_PROBLEM STATEMENT_
Look for the word "Total" in the entries below, then copy every line that has it.

= = = =

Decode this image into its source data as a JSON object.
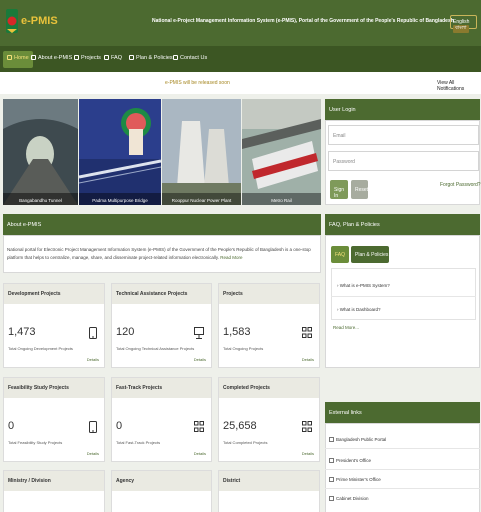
{
  "header": {
    "logo_text": "e-PMIS",
    "site_title": "National e-Project Management Information System (e-PMIS), Portal of the Government of the People's Republic of Bangladesh",
    "lang_en": "English",
    "lang_bn": "বাংলা"
  },
  "nav": {
    "home": "Home",
    "about": "About e-PMIS",
    "projects": "Projects",
    "faq": "FAQ",
    "plan": "Plan & Policies",
    "contact": "Contact Us"
  },
  "notice": {
    "marquee": "e-PMIS will be released soon",
    "view_all": "View All Notifications"
  },
  "gallery": {
    "captions": [
      "Bangabandhu Tunnel",
      "Padma Multipurpose Bridge",
      "Rooppur Nuclear Power Plant",
      "Metro Rail"
    ]
  },
  "login": {
    "title": "User Login",
    "email_placeholder": "Email",
    "password_placeholder": "Password",
    "sign_in": "Sign In",
    "reset": "Reset",
    "forgot": "Forgot Password?"
  },
  "about": {
    "title": "About e-PMIS",
    "text": "National portal for Electronic Project Management Information System (e-PMIS) of the Government of the People's Republic of Bangladesh is a one-stop platform that helps to centralize, manage, share, and disseminate project-related information electronically.",
    "read_more": "Read More"
  },
  "cards": [
    {
      "title": "Development Projects",
      "value": "1,473",
      "sub": "Total Ongoing Development Projects",
      "icon": "mobile-icon",
      "detail": "Details"
    },
    {
      "title": "Technical Assistance Projects",
      "value": "120",
      "sub": "Total Ongoing Technical Assistance Projects",
      "icon": "monitor-icon",
      "detail": "Details"
    },
    {
      "title": "Projects",
      "value": "1,583",
      "sub": "Total Ongoing Projects",
      "icon": "grid-icon",
      "detail": "Details"
    },
    {
      "title": "Feasibility Study Projects",
      "value": "0",
      "sub": "Total Feasibility Study Projects",
      "icon": "mobile-icon",
      "detail": "Details"
    },
    {
      "title": "Fast-Track Projects",
      "value": "0",
      "sub": "Total Fast-Track Projects",
      "icon": "grid-icon",
      "detail": "Details"
    },
    {
      "title": "Completed Projects",
      "value": "25,658",
      "sub": "Total Completed Projects",
      "icon": "grid-icon",
      "detail": "Details"
    },
    {
      "title": "Ministry / Division",
      "value": "",
      "sub": "",
      "icon": "",
      "detail": ""
    },
    {
      "title": "Agency",
      "value": "",
      "sub": "",
      "icon": "",
      "detail": ""
    },
    {
      "title": "District",
      "value": "",
      "sub": "",
      "icon": "",
      "detail": ""
    }
  ],
  "faq": {
    "title": "FAQ, Plan & Policies",
    "tab_faq": "FAQ",
    "tab_plan": "Plan & Policies",
    "items": [
      "What is e-PMIS System?",
      "What is Dashboard?"
    ],
    "read_more": "Read More..."
  },
  "links": {
    "title": "External links",
    "items": [
      "Bangladesh Public Portal",
      "President's Office",
      "Prime Minister's Office",
      "Cabinet Division"
    ]
  },
  "colors": {
    "header_green": "#4c6a30",
    "nav_green": "#3c5623",
    "gold": "#e9c23b"
  }
}
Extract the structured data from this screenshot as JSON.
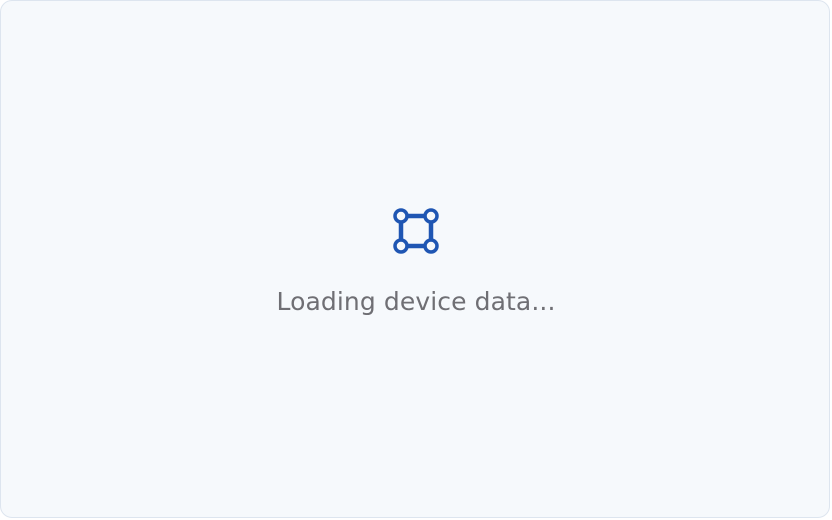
{
  "loading": {
    "message": "Loading device data..."
  },
  "icon": {
    "name": "device-nodes-icon",
    "color": "#1f56b3"
  }
}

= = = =

_ANSWER TO THIS PROBLEM_
      "sub": "Total Ongoing Development Projects",
      "sub": "Total Ongoing Technical Assistance Projects",
      "sub": "Total Ongoing Projects",
      "sub": "Total Feasibility Study Projects",
      "sub": "Total Fast-Track Projects",
      "sub": "Total Completed Projects",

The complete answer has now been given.